This time around, there is little doubt that the targeted Republicans are taking their races seriously with over a year to go, at least according to the FEC reports. U.S. Rep. Michael McCaul, R-Austin, took in $646,000, and even though Marchant was outraised in contributions from others, he loaned himself $285,000 in a potential show of commitment to a vigorous race. The loan helped push Marchant’s cash-on-hand tally past $2 million.
Still, in most of the targeted races, Democrats had plenty to boast about. Austin attorney Shannon Hutcheson, one of three Democrats vying to take on McCaul, raised $324,000 in the second quarter despite launching her campaign halfway through the period. It was a similar situation in West Texas’ 23rd District, a perennial battleground, where fundraising by U.S. Rep. Will Hurd, R-Helotes, topped $700,000, but Democrat Gina Ortiz Jones jumped in the race in mid-May and outpaced Hurd during her time in the race to haul in $588,000.
Like Kulkarni, Jones is running again after coming close last cycle — in Jones’ case, less than half a percentage point behind Hurd.

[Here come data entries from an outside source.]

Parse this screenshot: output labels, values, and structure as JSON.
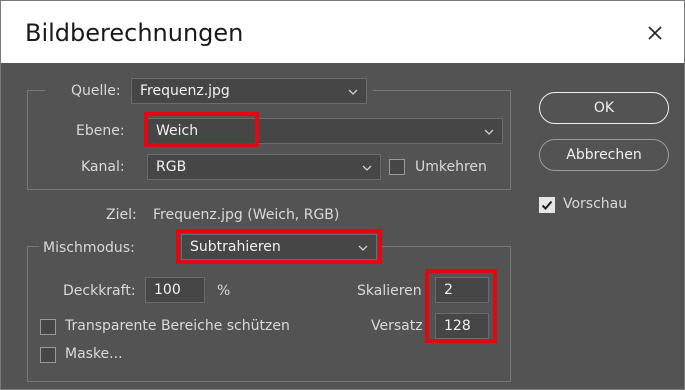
{
  "window": {
    "title": "Bildberechnungen"
  },
  "source": {
    "quelle_label": "Quelle:",
    "quelle_value": "Frequenz.jpg",
    "ebene_label": "Ebene:",
    "ebene_value": "Weich",
    "kanal_label": "Kanal:",
    "kanal_value": "RGB",
    "invert_label": "Umkehren",
    "invert_checked": false
  },
  "target": {
    "label": "Ziel:",
    "value": "Frequenz.jpg (Weich, RGB)"
  },
  "blending": {
    "mode_label": "Mischmodus:",
    "mode_value": "Subtrahieren",
    "opacity_label": "Deckkraft:",
    "opacity_value": "100",
    "opacity_unit": "%",
    "scale_label": "Skalieren",
    "scale_value": "2",
    "offset_label": "Versatz",
    "offset_value": "128",
    "preserve_transparency_label": "Transparente Bereiche schützen",
    "preserve_transparency_checked": false,
    "mask_label": "Maske...",
    "mask_checked": false
  },
  "buttons": {
    "ok": "OK",
    "cancel": "Abbrechen"
  },
  "preview": {
    "label": "Vorschau",
    "checked": true
  },
  "colors": {
    "highlight": "#e30613",
    "dialog_bg": "#535353",
    "field_bg": "#464646"
  }
}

The second quarter was the first period in which serious candidates emerged in most of the targeted districts, though the races in some are still developing. U.S. Rep. Chip Roy, R-Austin, who raised $412,000, is still waiting to see if Wendy Davis, the former Democratic gubernatorial nominee, runs against him. And U.S. Rep. John Carter, R-Round Rock, who took in $351,000, has drawn several Democratic opponents, though their fundraising was relatively minimal.
State Department retaliated against NPR by kicking reporter off Mike Pompeo’s plane: report

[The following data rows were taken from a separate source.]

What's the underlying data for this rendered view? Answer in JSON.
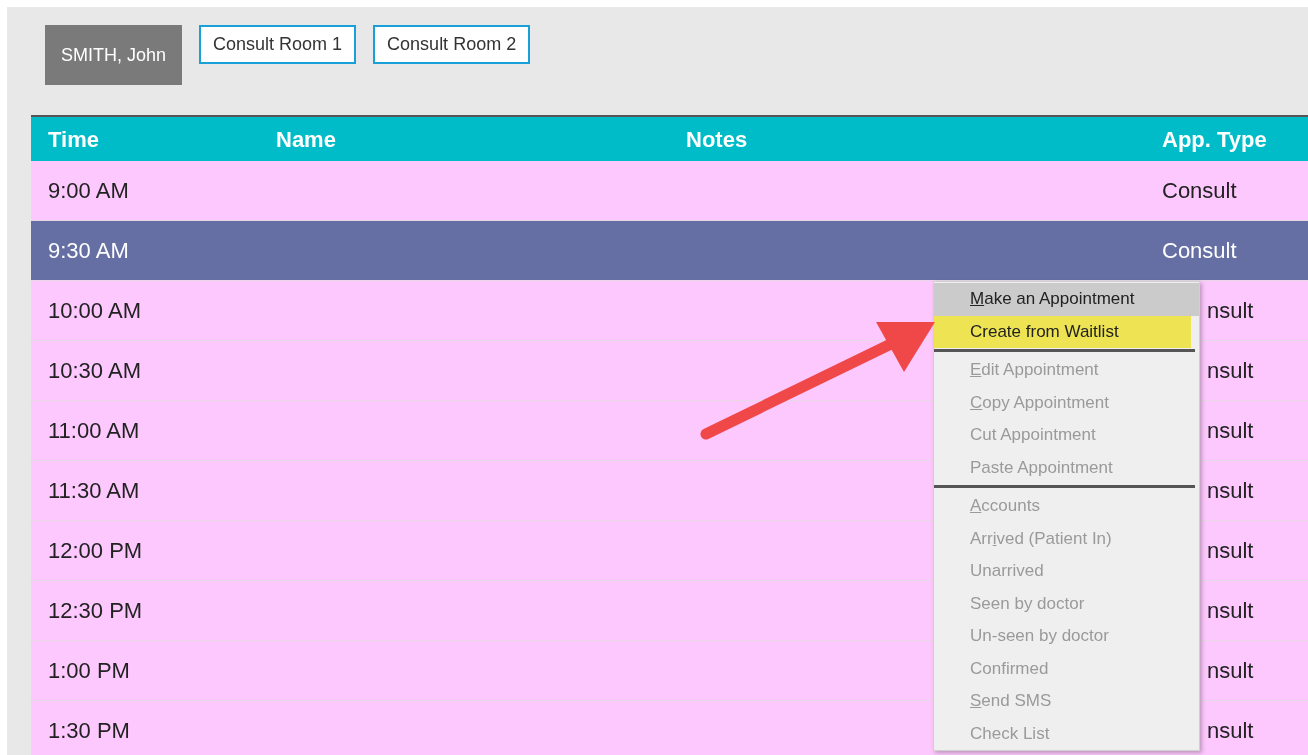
{
  "practitioner_tabs": [
    {
      "label": "SMITH, John",
      "selected": true
    },
    {
      "label": "Consult Room 1",
      "selected": false
    },
    {
      "label": "Consult Room 2",
      "selected": false
    }
  ],
  "table": {
    "columns": [
      "Time",
      "Name",
      "Notes",
      "App. Type"
    ],
    "rows": [
      {
        "time": "9:00 AM",
        "app_type": "Consult",
        "selected": false,
        "covered": false
      },
      {
        "time": "9:30 AM",
        "app_type": "Consult",
        "selected": true,
        "covered": false
      },
      {
        "time": "10:00 AM",
        "app_type": "nsult",
        "selected": false,
        "covered": true
      },
      {
        "time": "10:30 AM",
        "app_type": "nsult",
        "selected": false,
        "covered": true
      },
      {
        "time": "11:00 AM",
        "app_type": "nsult",
        "selected": false,
        "covered": true
      },
      {
        "time": "11:30 AM",
        "app_type": "nsult",
        "selected": false,
        "covered": true
      },
      {
        "time": "12:00 PM",
        "app_type": "nsult",
        "selected": false,
        "covered": true
      },
      {
        "time": "12:30 PM",
        "app_type": "nsult",
        "selected": false,
        "covered": true
      },
      {
        "time": "1:00 PM",
        "app_type": "nsult",
        "selected": false,
        "covered": true
      },
      {
        "time": "1:30 PM",
        "app_type": "nsult",
        "selected": false,
        "covered": true
      }
    ]
  },
  "context_menu": [
    {
      "kind": "item",
      "label": {
        "key": "M",
        "after": "ake an Appointment"
      },
      "disabled": false,
      "selected": false,
      "default": true
    },
    {
      "kind": "item",
      "label": {
        "after": "Create from Waitlist"
      },
      "disabled": false,
      "selected": true,
      "default": false
    },
    {
      "kind": "separator"
    },
    {
      "kind": "item",
      "label": {
        "key": "E",
        "after": "dit Appointment"
      },
      "disabled": true,
      "selected": false,
      "default": false
    },
    {
      "kind": "item",
      "label": {
        "key": "C",
        "after": "opy Appointment"
      },
      "disabled": true,
      "selected": false,
      "default": false
    },
    {
      "kind": "item",
      "label": {
        "after": "Cut Appointment"
      },
      "disabled": true,
      "selected": false,
      "default": false
    },
    {
      "kind": "item",
      "label": {
        "after": "Paste Appointment"
      },
      "disabled": true,
      "selected": false,
      "default": false
    },
    {
      "kind": "separator"
    },
    {
      "kind": "item",
      "label": {
        "key": "A",
        "after": "ccounts"
      },
      "disabled": true,
      "selected": false,
      "default": false
    },
    {
      "kind": "item",
      "label": {
        "before": "Arr",
        "key": "i",
        "after": "ved (Patient In)"
      },
      "disabled": true,
      "selected": false,
      "default": false
    },
    {
      "kind": "item",
      "label": {
        "after": "Unarrived"
      },
      "disabled": true,
      "selected": false,
      "default": false
    },
    {
      "kind": "item",
      "label": {
        "after": "Seen by doctor"
      },
      "disabled": true,
      "selected": false,
      "default": false
    },
    {
      "kind": "item",
      "label": {
        "after": "Un-seen by doctor"
      },
      "disabled": true,
      "selected": false,
      "default": false
    },
    {
      "kind": "item",
      "label": {
        "after": "Confirmed"
      },
      "disabled": true,
      "selected": false,
      "default": false
    },
    {
      "kind": "item",
      "label": {
        "key": "S",
        "after": "end SMS"
      },
      "disabled": true,
      "selected": false,
      "default": false
    },
    {
      "kind": "item",
      "label": {
        "after": "Check List"
      },
      "disabled": true,
      "selected": false,
      "default": false
    }
  ]
}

The U.S. State Department appears to be retaliating against National Public Radio (NPR) after Secretary of State Mike Pompeo suffered a caught-on-tape meltdown following an interview with NPR "All Things Considered" co-host Mary Louise Kelly.
According to PBS "Newshour" reporter Nick Schifrin, the State Department kicked NPR diplomatic correspondent Michele Kelemen off of Pompeo's jet.
"State Department removes NPR’s Michele Kelemen from Sec. Pompeo plane--where she was scheduled for a pool radio rotation--during upcoming trip to London, Kiev," Schifrin reported.
AFP State Department correspondent Shaun Tandon blasted the move on behalf of the State Department Correspondent's Association.
Legal expert calls Susan Collins statement on Bolton news ‘weak tea’ – and drops bombshell: Chief Justice can issue subpoena
Former American Constitution Society president Caroline Fredrickson has some harsh words for U.S. Senator Susan Collins over the Maine Republican lawmaker's statement on the John Bolton bombshell. Fredrickson also dropped a bombshell of her own, about the powers of the Chief Justice during an impeachment trial.
"It's less than weak tea, it's not even water," Fredrickson said on MSNBC Monday morning. She was referring to Collins' remarks on news Bolton's unpublished book reveals Trump personally told the former National Security Advisor in August that he wanted to continue to withhold aid to Ukraine to extort that country into producing "dirt" on Joe Biden.
‘She will lose my vote’: Maine voters tell MSNBC they’re ready to kick Susan Collins out of office
MSNBC traveled to Maine this week to get a sense of how voters there feel about Sen. Susan Collins (R-ME) -- and it looks like the moderate Republican is making a lot of people unhappy.
In interviews, both supporters and opponents of President Donald Trump's impeachment said they were upset with how Collins is sitting on the fence and wringing her hands about whether to call witnesses at the president's Senate impeachment trial.
"She will lose my vote when she runs again," pro-impeachment Maine voter Stevie Colburn tells MSNBC, although she also held out hope that Collins would agree to call witnesses and subpoena documents in the president's trial.